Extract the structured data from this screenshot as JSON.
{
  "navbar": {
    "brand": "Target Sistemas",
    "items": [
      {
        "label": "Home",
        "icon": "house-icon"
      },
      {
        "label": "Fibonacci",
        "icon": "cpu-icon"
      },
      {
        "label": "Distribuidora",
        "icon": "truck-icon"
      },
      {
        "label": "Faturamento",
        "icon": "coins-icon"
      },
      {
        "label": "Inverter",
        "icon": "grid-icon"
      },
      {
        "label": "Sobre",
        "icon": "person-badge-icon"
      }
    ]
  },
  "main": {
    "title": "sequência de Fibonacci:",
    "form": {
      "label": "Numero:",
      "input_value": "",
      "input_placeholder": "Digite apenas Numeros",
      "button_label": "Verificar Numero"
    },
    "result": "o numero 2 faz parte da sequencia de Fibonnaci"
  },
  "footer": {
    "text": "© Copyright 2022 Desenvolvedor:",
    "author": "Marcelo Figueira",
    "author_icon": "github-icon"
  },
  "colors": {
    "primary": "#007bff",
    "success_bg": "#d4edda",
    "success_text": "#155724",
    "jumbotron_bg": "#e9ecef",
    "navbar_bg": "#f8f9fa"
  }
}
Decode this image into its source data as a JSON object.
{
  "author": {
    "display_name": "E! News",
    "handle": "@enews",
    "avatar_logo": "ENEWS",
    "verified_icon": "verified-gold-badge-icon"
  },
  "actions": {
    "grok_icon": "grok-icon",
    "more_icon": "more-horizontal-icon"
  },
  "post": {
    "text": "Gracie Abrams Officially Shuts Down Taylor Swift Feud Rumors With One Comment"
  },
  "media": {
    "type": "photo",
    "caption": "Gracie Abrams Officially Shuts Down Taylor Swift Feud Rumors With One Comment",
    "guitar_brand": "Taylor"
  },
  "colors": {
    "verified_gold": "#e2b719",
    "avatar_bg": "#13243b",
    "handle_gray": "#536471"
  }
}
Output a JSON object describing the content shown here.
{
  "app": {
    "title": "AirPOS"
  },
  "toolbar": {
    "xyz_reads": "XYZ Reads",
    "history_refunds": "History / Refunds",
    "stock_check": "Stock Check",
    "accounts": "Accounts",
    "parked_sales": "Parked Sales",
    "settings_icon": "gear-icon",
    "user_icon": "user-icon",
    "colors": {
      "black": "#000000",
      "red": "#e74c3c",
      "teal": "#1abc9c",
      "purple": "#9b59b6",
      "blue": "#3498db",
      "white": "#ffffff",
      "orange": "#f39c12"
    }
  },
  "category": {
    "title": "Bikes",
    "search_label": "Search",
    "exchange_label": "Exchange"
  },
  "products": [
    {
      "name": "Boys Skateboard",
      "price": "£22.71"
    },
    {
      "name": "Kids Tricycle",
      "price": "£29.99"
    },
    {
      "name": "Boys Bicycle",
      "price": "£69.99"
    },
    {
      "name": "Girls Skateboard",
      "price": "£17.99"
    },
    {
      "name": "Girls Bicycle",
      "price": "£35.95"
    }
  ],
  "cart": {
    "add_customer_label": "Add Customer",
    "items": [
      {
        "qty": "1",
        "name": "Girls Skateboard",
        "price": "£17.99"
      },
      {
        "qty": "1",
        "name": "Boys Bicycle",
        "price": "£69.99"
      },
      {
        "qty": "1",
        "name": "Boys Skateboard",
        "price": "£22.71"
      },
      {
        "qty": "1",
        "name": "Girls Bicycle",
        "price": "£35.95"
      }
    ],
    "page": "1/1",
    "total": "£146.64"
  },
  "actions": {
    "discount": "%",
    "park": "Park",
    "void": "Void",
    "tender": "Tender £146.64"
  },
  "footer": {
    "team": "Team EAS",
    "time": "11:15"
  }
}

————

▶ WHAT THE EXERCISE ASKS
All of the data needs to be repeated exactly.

▶ RESULT BELOW
Extract the structured data from this screenshot as JSON.
{
  "navbar": {
    "brand": "Target Sistemas",
    "items": [
      {
        "label": "Home",
        "icon": "house-icon"
      },
      {
        "label": "Fibonacci",
        "icon": "cpu-icon"
      },
      {
        "label": "Distribuidora",
        "icon": "truck-icon"
      },
      {
        "label": "Faturamento",
        "icon": "coins-icon"
      },
      {
        "label": "Inverter",
        "icon": "grid-icon"
      },
      {
        "label": "Sobre",
        "icon": "person-badge-icon"
      }
    ]
  },
  "main": {
    "title": "sequência de Fibonacci:",
    "form": {
      "label": "Numero:",
      "input_value": "",
      "input_placeholder": "Digite apenas Numeros",
      "button_label": "Verificar Numero"
    },
    "result": "o numero 2 faz parte da sequencia de Fibonnaci"
  },
  "footer": {
    "text": "© Copyright 2022 Desenvolvedor:",
    "author": "Marcelo Figueira",
    "author_icon": "github-icon"
  },
  "colors": {
    "primary": "#007bff",
    "success_bg": "#d4edda",
    "success_text": "#155724",
    "jumbotron_bg": "#e9ecef",
    "navbar_bg": "#f8f9fa"
  }
}
Decode this image into its source data as a JSON object.
{
  "author": {
    "display_name": "E! News",
    "handle": "@enews",
    "avatar_logo": "ENEWS",
    "verified_icon": "verified-gold-badge-icon"
  },
  "actions": {
    "grok_icon": "grok-icon",
    "more_icon": "more-horizontal-icon"
  },
  "post": {
    "text": "Gracie Abrams Officially Shuts Down Taylor Swift Feud Rumors With One Comment"
  },
  "media": {
    "type": "photo",
    "caption": "Gracie Abrams Officially Shuts Down Taylor Swift Feud Rumors With One Comment",
    "guitar_brand": "Taylor"
  },
  "colors": {
    "verified_gold": "#e2b719",
    "avatar_bg": "#13243b",
    "handle_gray": "#536471"
  }
}
Output a JSON object describing the content shown here.
{
  "app": {
    "title": "AirPOS"
  },
  "toolbar": {
    "xyz_reads": "XYZ Reads",
    "history_refunds": "History / Refunds",
    "stock_check": "Stock Check",
    "accounts": "Accounts",
    "parked_sales": "Parked Sales",
    "settings_icon": "gear-icon",
    "user_icon": "user-icon",
    "colors": {
      "black": "#000000",
      "red": "#e74c3c",
      "teal": "#1abc9c",
      "purple": "#9b59b6",
      "blue": "#3498db",
      "white": "#ffffff",
      "orange": "#f39c12"
    }
  },
  "category": {
    "title": "Bikes",
    "search_label": "Search",
    "exchange_label": "Exchange"
  },
  "products": [
    {
      "name": "Boys Skateboard",
      "price": "£22.71"
    },
    {
      "name": "Kids Tricycle",
      "price": "£29.99"
    },
    {
      "name": "Boys Bicycle",
      "price": "£69.99"
    },
    {
      "name": "Girls Skateboard",
      "price": "£17.99"
    },
    {
      "name": "Girls Bicycle",
      "price": "£35.95"
    }
  ],
  "cart": {
    "add_customer_label": "Add Customer",
    "items": [
      {
        "qty": "1",
        "name": "Girls Skateboard",
        "price": "£17.99"
      },
      {
        "qty": "1",
        "name": "Boys Bicycle",
        "price": "£69.99"
      },
      {
        "qty": "1",
        "name": "Boys Skateboard",
        "price": "£22.71"
      },
      {
        "qty": "1",
        "name": "Girls Bicycle",
        "price": "£35.95"
      }
    ],
    "page": "1/1",
    "total": "£146.64"
  },
  "actions": {
    "discount": "%",
    "park": "Park",
    "void": "Void",
    "tender": "Tender £146.64"
  },
  "footer": {
    "team": "Team EAS",
    "time": "11:15"
  }
}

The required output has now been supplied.